Monday, November 12, 2012

Conservation of Yard Waste

Sometimes I wonder if I've discovered a previously unknown law of physics: the Conservation of Yard Waste.

As you may recall, back in September we finally took down our massive, overgrown forsythia hedge, leaving us with a massive pile of brush to be disposed of:


Our first attempt to deal with this pile came to a premature halt when our new little chipper started literally pulling itself to pieces with the effort. But we eventually repaired the cracked housing with some putty and wrapped the whole thing up in duct tape, and over the course of several hours, we managed to reduce all the leaves and small branches in the pile to a surprisingly small quantity of mulch:


At that point, any grand notions we'd had about using this tiny chipper to convert all our yard waste into a sufficient mass of mulch to cover our garden paths pretty much flew like a little bird out the window. And more frustrating still, after all that work, the forsythia carcasses still hadn't disappeared; they'd just been stripped down to a pile of branches and trunks too large to fit into the chipper, which would have to be bundled up to be hauled away by the borough.

So, last weekend, we finally got around to tackling them, and over the course of an hour or so, we managed to reduce that fairly large pile to a smaller pile of nice, tidy bundles:


Now, it might seem as if, at this point, we had actually succeeded in reducing the total volume of yard waste. But no sooner had we completed this task than we turned to another urgent outdoor job: stripping down our garden beds to prepare them for winter. Any hopes we might have had of harvesting a few more tomatoes or peppers before winter set in were pretty much crushed under the weight of last week's early snowfall, leaving us with withered carcasses of tomato vines and pepper plants that had to be pulled out so they wouldn't rot in the garden (and possibly drop seeds that would send up a bunch of volunteer plants next spring in all the wrong places). So we spent another hour or so snipping and untangling and pulling, and by the time we were done, we were left with a brand new pile of yard waste about as big as the one we'd had to start with:


So no sooner do we finish dealing with one massive pile of branches than we turn around and produce a new pile, which we'll have to leave to dry out for another week before we can start turning it into mulch. Hence my theory: no matter how much work we put into our yard, the total volume of waste in it awaiting disposal remains the same. The work we put into the system is, apparently, expended in converting the contents of the pile from one substance to another; the size of the pile itself remains constant.
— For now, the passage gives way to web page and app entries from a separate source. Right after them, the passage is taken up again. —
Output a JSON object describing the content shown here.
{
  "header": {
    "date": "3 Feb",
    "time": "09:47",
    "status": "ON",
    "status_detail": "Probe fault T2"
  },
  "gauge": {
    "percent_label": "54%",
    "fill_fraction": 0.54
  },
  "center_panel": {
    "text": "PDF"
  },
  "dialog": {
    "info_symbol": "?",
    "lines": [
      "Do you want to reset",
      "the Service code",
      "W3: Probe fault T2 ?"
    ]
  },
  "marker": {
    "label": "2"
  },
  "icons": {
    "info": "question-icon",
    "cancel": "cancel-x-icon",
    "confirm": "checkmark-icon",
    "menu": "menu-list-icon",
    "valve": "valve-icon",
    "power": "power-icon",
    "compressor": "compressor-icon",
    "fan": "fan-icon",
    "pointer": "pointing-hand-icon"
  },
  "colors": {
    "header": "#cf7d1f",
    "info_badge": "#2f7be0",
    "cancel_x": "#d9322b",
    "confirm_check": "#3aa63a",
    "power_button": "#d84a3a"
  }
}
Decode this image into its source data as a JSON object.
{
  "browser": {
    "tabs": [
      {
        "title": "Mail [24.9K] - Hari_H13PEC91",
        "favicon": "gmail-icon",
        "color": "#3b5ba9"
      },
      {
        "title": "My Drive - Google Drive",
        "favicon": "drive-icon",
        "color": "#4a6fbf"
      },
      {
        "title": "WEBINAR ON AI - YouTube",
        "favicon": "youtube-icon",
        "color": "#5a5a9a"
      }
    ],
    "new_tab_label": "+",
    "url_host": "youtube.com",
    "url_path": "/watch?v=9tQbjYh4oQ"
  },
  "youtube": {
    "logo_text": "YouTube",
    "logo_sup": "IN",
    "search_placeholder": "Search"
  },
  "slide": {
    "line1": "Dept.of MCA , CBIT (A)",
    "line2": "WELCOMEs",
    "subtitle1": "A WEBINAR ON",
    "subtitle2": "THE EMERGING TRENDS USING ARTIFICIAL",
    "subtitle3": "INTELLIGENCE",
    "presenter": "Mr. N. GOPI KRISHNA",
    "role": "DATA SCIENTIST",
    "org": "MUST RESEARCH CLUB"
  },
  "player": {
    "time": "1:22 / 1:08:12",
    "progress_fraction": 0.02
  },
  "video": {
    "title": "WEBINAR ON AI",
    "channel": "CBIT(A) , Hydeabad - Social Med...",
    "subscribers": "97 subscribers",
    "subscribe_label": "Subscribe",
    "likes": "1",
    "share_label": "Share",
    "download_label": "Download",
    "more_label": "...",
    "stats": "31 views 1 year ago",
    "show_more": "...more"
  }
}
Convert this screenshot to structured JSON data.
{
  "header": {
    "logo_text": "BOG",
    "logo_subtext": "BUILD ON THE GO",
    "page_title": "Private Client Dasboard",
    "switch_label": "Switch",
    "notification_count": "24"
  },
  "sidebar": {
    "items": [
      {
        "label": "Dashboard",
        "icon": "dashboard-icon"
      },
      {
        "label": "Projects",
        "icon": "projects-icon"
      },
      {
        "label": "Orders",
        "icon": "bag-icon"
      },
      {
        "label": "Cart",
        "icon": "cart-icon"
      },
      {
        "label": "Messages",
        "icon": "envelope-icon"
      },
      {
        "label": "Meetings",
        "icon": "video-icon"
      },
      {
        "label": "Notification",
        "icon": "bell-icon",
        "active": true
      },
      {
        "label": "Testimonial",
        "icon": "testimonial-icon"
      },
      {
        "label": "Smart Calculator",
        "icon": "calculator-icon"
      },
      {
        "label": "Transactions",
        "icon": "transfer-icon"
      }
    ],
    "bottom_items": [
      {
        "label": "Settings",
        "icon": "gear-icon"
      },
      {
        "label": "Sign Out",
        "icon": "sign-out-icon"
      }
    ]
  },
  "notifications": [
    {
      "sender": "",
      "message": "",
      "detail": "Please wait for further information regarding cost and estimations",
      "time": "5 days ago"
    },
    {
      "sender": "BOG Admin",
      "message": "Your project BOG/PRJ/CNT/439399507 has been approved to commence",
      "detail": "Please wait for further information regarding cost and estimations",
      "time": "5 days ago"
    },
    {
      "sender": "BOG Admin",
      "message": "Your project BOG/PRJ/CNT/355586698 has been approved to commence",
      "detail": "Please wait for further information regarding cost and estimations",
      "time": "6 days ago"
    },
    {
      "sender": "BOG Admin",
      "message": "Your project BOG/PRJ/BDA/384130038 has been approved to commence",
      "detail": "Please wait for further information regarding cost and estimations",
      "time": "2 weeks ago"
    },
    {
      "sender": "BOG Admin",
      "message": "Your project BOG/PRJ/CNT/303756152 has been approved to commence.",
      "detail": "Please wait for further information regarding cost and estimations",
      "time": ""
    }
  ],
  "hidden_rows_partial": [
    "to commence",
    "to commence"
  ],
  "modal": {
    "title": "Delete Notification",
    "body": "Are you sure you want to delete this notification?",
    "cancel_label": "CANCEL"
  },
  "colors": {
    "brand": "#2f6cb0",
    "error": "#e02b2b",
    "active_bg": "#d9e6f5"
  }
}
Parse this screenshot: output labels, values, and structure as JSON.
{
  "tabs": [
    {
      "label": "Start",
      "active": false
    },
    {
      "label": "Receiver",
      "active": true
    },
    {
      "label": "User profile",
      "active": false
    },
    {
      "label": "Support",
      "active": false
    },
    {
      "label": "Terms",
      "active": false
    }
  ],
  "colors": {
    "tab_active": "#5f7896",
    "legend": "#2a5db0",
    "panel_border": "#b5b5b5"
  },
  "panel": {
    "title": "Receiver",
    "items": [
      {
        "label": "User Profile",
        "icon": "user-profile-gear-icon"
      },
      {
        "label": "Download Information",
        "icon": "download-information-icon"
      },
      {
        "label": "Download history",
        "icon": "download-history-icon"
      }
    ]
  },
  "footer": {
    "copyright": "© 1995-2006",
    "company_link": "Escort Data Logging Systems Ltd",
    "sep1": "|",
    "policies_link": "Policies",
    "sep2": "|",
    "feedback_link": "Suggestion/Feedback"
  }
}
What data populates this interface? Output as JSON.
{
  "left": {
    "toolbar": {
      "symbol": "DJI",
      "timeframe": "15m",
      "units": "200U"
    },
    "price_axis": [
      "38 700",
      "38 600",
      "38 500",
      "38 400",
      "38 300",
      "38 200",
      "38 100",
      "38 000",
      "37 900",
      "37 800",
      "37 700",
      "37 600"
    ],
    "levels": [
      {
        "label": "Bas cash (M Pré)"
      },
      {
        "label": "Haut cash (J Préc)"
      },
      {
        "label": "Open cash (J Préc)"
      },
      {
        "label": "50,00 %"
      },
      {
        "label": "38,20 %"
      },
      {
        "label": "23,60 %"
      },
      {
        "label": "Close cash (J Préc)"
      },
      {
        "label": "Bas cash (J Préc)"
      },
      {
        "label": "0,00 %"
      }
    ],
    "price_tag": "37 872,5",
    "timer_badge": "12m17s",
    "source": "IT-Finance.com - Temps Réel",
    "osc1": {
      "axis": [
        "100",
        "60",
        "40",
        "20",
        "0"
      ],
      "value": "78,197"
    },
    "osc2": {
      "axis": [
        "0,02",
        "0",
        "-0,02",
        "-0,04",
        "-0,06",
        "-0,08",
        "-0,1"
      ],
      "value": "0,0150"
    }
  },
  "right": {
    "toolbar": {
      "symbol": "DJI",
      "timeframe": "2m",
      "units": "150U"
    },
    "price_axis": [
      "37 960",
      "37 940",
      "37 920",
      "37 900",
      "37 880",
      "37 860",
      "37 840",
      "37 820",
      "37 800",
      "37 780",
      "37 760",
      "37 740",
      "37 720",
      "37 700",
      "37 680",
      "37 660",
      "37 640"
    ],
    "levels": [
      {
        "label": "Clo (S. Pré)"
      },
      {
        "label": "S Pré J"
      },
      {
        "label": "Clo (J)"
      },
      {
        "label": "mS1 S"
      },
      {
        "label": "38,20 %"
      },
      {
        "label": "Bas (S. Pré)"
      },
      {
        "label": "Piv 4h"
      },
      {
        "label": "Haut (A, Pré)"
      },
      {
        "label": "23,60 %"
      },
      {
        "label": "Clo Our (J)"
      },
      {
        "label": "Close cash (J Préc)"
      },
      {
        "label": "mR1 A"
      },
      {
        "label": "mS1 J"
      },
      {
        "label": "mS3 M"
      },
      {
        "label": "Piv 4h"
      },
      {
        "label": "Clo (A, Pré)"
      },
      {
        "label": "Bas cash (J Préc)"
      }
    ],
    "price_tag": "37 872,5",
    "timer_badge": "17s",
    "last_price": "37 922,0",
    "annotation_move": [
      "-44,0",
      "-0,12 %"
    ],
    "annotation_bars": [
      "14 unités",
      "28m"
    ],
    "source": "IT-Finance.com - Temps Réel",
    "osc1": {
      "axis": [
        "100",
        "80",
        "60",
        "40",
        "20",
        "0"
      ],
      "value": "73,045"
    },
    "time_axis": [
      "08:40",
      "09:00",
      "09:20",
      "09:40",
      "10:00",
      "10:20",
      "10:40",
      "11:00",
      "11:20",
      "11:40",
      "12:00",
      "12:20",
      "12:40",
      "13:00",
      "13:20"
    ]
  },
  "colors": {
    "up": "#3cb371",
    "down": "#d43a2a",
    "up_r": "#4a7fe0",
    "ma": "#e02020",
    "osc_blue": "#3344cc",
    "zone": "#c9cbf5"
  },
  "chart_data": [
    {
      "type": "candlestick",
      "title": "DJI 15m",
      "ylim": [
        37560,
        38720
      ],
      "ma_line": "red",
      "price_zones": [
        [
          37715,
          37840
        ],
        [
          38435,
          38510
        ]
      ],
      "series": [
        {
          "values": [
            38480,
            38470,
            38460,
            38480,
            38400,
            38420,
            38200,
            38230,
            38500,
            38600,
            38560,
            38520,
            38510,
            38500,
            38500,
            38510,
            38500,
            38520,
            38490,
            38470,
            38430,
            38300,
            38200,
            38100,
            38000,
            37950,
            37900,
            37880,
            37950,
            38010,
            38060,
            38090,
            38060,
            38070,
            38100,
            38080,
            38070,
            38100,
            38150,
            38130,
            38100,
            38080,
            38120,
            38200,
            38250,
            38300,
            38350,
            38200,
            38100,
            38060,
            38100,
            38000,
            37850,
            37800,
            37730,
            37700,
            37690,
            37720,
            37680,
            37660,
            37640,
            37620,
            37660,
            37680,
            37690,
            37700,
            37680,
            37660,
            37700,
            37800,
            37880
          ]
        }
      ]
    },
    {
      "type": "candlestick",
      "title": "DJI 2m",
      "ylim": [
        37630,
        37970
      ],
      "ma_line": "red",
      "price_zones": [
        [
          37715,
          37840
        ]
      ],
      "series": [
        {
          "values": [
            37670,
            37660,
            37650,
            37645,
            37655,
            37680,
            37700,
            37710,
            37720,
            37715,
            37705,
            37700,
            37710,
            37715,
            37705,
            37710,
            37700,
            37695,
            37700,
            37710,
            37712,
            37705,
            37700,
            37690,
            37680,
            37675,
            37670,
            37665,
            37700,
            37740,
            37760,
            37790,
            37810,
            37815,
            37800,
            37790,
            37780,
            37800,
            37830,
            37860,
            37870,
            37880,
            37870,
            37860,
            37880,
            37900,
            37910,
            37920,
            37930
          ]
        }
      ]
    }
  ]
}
Perhaps we'd better alter our landscaping plan to accommodate a waste pile (of fixed size but varying composition) and turn it into some sort of a feature. Of course, I thought that was what we were doing when we first built our compost bin—but it's beginning to look like we'll need a second bin just to accommodate all the material waiting to be transferred to the first bin.
Post a Comment